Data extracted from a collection
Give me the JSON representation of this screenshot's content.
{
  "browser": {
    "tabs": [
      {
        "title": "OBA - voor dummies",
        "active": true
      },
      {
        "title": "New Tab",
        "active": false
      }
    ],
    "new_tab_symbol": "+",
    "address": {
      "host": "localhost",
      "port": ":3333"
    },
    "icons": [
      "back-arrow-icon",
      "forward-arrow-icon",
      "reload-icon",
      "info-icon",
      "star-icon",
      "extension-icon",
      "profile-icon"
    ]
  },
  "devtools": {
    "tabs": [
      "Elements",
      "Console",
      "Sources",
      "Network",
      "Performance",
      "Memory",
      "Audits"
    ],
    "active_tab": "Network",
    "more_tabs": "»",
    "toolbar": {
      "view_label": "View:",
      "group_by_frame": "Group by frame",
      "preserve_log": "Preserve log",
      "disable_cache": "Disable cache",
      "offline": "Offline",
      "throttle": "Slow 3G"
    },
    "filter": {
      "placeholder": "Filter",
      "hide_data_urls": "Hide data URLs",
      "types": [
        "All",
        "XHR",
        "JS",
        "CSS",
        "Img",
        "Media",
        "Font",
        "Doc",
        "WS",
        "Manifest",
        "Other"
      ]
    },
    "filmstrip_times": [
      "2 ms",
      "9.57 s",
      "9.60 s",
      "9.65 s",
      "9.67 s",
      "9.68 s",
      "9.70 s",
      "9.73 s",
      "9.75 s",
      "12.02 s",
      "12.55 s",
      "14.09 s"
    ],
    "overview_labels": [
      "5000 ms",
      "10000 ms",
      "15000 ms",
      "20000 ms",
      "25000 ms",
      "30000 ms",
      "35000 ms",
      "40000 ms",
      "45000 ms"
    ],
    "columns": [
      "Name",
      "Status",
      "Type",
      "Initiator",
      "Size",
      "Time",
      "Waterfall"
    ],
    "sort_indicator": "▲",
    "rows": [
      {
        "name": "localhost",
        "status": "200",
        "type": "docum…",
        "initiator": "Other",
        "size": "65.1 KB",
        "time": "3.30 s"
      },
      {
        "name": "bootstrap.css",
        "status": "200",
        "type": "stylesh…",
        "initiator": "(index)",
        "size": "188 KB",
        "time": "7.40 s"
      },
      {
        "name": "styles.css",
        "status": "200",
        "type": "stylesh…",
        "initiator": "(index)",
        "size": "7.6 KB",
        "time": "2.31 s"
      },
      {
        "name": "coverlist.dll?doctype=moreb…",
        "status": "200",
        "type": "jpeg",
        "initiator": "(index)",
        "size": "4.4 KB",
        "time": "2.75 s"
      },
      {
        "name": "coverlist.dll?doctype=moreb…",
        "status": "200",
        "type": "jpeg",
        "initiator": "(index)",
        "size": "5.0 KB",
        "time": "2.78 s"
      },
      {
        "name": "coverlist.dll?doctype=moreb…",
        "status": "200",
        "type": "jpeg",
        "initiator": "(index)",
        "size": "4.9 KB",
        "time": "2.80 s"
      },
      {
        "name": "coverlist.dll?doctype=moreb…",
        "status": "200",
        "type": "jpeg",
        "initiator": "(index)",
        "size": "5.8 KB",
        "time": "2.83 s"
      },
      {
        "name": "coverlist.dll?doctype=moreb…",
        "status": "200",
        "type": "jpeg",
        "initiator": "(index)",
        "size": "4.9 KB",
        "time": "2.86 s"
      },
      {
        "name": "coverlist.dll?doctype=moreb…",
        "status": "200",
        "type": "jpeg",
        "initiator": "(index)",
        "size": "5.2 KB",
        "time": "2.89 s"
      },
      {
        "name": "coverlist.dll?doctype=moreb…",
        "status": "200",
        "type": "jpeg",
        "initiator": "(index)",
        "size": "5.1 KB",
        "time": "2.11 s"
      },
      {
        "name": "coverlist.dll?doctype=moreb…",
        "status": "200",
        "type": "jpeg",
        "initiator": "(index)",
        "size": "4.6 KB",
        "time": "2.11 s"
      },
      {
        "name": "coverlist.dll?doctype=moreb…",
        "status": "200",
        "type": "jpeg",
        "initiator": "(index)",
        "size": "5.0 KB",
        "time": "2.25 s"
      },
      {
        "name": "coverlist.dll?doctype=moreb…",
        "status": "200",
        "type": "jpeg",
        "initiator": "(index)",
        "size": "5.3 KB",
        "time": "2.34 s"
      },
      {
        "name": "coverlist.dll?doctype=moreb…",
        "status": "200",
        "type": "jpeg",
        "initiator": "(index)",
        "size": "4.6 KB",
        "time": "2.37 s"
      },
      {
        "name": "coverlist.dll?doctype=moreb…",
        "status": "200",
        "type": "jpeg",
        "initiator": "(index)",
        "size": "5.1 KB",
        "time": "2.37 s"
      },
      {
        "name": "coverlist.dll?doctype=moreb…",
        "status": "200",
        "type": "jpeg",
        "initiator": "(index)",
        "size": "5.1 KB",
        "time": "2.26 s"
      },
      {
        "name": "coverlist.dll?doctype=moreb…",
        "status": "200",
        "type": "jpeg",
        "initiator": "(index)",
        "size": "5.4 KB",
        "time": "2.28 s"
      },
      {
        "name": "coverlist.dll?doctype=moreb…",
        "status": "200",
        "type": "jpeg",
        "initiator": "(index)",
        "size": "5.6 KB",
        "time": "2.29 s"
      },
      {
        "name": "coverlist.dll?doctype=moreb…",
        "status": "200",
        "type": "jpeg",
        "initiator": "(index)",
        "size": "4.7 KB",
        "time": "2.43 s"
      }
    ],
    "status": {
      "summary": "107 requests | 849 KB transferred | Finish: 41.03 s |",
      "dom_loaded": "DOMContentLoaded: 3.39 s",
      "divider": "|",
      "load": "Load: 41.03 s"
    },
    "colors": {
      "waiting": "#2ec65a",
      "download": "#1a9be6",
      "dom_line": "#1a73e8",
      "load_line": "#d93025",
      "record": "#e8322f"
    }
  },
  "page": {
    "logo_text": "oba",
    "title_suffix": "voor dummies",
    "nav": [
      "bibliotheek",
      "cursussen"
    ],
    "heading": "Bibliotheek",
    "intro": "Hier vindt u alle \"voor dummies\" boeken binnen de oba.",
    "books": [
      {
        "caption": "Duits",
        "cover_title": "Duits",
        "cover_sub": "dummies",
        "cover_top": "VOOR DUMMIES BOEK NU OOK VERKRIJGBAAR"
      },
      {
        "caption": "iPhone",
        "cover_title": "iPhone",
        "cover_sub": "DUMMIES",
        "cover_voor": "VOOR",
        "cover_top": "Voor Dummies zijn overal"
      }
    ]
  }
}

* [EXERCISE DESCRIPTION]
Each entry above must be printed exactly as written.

* [SOLUTION FOR THIS TASK]
Give me the JSON representation of this screenshot's content.
{
  "browser": {
    "tabs": [
      {
        "title": "OBA - voor dummies",
        "active": true
      },
      {
        "title": "New Tab",
        "active": false
      }
    ],
    "new_tab_symbol": "+",
    "address": {
      "host": "localhost",
      "port": ":3333"
    },
    "icons": [
      "back-arrow-icon",
      "forward-arrow-icon",
      "reload-icon",
      "info-icon",
      "star-icon",
      "extension-icon",
      "profile-icon"
    ]
  },
  "devtools": {
    "tabs": [
      "Elements",
      "Console",
      "Sources",
      "Network",
      "Performance",
      "Memory",
      "Audits"
    ],
    "active_tab": "Network",
    "more_tabs": "»",
    "toolbar": {
      "view_label": "View:",
      "group_by_frame": "Group by frame",
      "preserve_log": "Preserve log",
      "disable_cache": "Disable cache",
      "offline": "Offline",
      "throttle": "Slow 3G"
    },
    "filter": {
      "placeholder": "Filter",
      "hide_data_urls": "Hide data URLs",
      "types": [
        "All",
        "XHR",
        "JS",
        "CSS",
        "Img",
        "Media",
        "Font",
        "Doc",
        "WS",
        "Manifest",
        "Other"
      ]
    },
    "filmstrip_times": [
      "2 ms",
      "9.57 s",
      "9.60 s",
      "9.65 s",
      "9.67 s",
      "9.68 s",
      "9.70 s",
      "9.73 s",
      "9.75 s",
      "12.02 s",
      "12.55 s",
      "14.09 s"
    ],
    "overview_labels": [
      "5000 ms",
      "10000 ms",
      "15000 ms",
      "20000 ms",
      "25000 ms",
      "30000 ms",
      "35000 ms",
      "40000 ms",
      "45000 ms"
    ],
    "columns": [
      "Name",
      "Status",
      "Type",
      "Initiator",
      "Size",
      "Time",
      "Waterfall"
    ],
    "sort_indicator": "▲",
    "rows": [
      {
        "name": "localhost",
        "status": "200",
        "type": "docum…",
        "initiator": "Other",
        "size": "65.1 KB",
        "time": "3.30 s"
      },
      {
        "name": "bootstrap.css",
        "status": "200",
        "type": "stylesh…",
        "initiator": "(index)",
        "size": "188 KB",
        "time": "7.40 s"
      },
      {
        "name": "styles.css",
        "status": "200",
        "type": "stylesh…",
        "initiator": "(index)",
        "size": "7.6 KB",
        "time": "2.31 s"
      },
      {
        "name": "coverlist.dll?doctype=moreb…",
        "status": "200",
        "type": "jpeg",
        "initiator": "(index)",
        "size": "4.4 KB",
        "time": "2.75 s"
      },
      {
        "name": "coverlist.dll?doctype=moreb…",
        "status": "200",
        "type": "jpeg",
        "initiator": "(index)",
        "size": "5.0 KB",
        "time": "2.78 s"
      },
      {
        "name": "coverlist.dll?doctype=moreb…",
        "status": "200",
        "type": "jpeg",
        "initiator": "(index)",
        "size": "4.9 KB",
        "time": "2.80 s"
      },
      {
        "name": "coverlist.dll?doctype=moreb…",
        "status": "200",
        "type": "jpeg",
        "initiator": "(index)",
        "size": "5.8 KB",
        "time": "2.83 s"
      },
      {
        "name": "coverlist.dll?doctype=moreb…",
        "status": "200",
        "type": "jpeg",
        "initiator": "(index)",
        "size": "4.9 KB",
        "time": "2.86 s"
      },
      {
        "name": "coverlist.dll?doctype=moreb…",
        "status": "200",
        "type": "jpeg",
        "initiator": "(index)",
        "size": "5.2 KB",
        "time": "2.89 s"
      },
      {
        "name": "coverlist.dll?doctype=moreb…",
        "status": "200",
        "type": "jpeg",
        "initiator": "(index)",
        "size": "5.1 KB",
        "time": "2.11 s"
      },
      {
        "name": "coverlist.dll?doctype=moreb…",
        "status": "200",
        "type": "jpeg",
        "initiator": "(index)",
        "size": "4.6 KB",
        "time": "2.11 s"
      },
      {
        "name": "coverlist.dll?doctype=moreb…",
        "status": "200",
        "type": "jpeg",
        "initiator": "(index)",
        "size": "5.0 KB",
        "time": "2.25 s"
      },
      {
        "name": "coverlist.dll?doctype=moreb…",
        "status": "200",
        "type": "jpeg",
        "initiator": "(index)",
        "size": "5.3 KB",
        "time": "2.34 s"
      },
      {
        "name": "coverlist.dll?doctype=moreb…",
        "status": "200",
        "type": "jpeg",
        "initiator": "(index)",
        "size": "4.6 KB",
        "time": "2.37 s"
      },
      {
        "name": "coverlist.dll?doctype=moreb…",
        "status": "200",
        "type": "jpeg",
        "initiator": "(index)",
        "size": "5.1 KB",
        "time": "2.37 s"
      },
      {
        "name": "coverlist.dll?doctype=moreb…",
        "status": "200",
        "type": "jpeg",
        "initiator": "(index)",
        "size": "5.1 KB",
        "time": "2.26 s"
      },
      {
        "name": "coverlist.dll?doctype=moreb…",
        "status": "200",
        "type": "jpeg",
        "initiator": "(index)",
        "size": "5.4 KB",
        "time": "2.28 s"
      },
      {
        "name": "coverlist.dll?doctype=moreb…",
        "status": "200",
        "type": "jpeg",
        "initiator": "(index)",
        "size": "5.6 KB",
        "time": "2.29 s"
      },
      {
        "name": "coverlist.dll?doctype=moreb…",
        "status": "200",
        "type": "jpeg",
        "initiator": "(index)",
        "size": "4.7 KB",
        "time": "2.43 s"
      }
    ],
    "status": {
      "summary": "107 requests | 849 KB transferred | Finish: 41.03 s |",
      "dom_loaded": "DOMContentLoaded: 3.39 s",
      "divider": "|",
      "load": "Load: 41.03 s"
    },
    "colors": {
      "waiting": "#2ec65a",
      "download": "#1a9be6",
      "dom_line": "#1a73e8",
      "load_line": "#d93025",
      "record": "#e8322f"
    }
  },
  "page": {
    "logo_text": "oba",
    "title_suffix": "voor dummies",
    "nav": [
      "bibliotheek",
      "cursussen"
    ],
    "heading": "Bibliotheek",
    "intro": "Hier vindt u alle \"voor dummies\" boeken binnen de oba.",
    "books": [
      {
        "caption": "Duits",
        "cover_title": "Duits",
        "cover_sub": "dummies",
        "cover_top": "VOOR DUMMIES BOEK NU OOK VERKRIJGBAAR"
      },
      {
        "caption": "iPhone",
        "cover_title": "iPhone",
        "cover_sub": "DUMMIES",
        "cover_voor": "VOOR",
        "cover_top": "Voor Dummies zijn overal"
      }
    ]
  }
}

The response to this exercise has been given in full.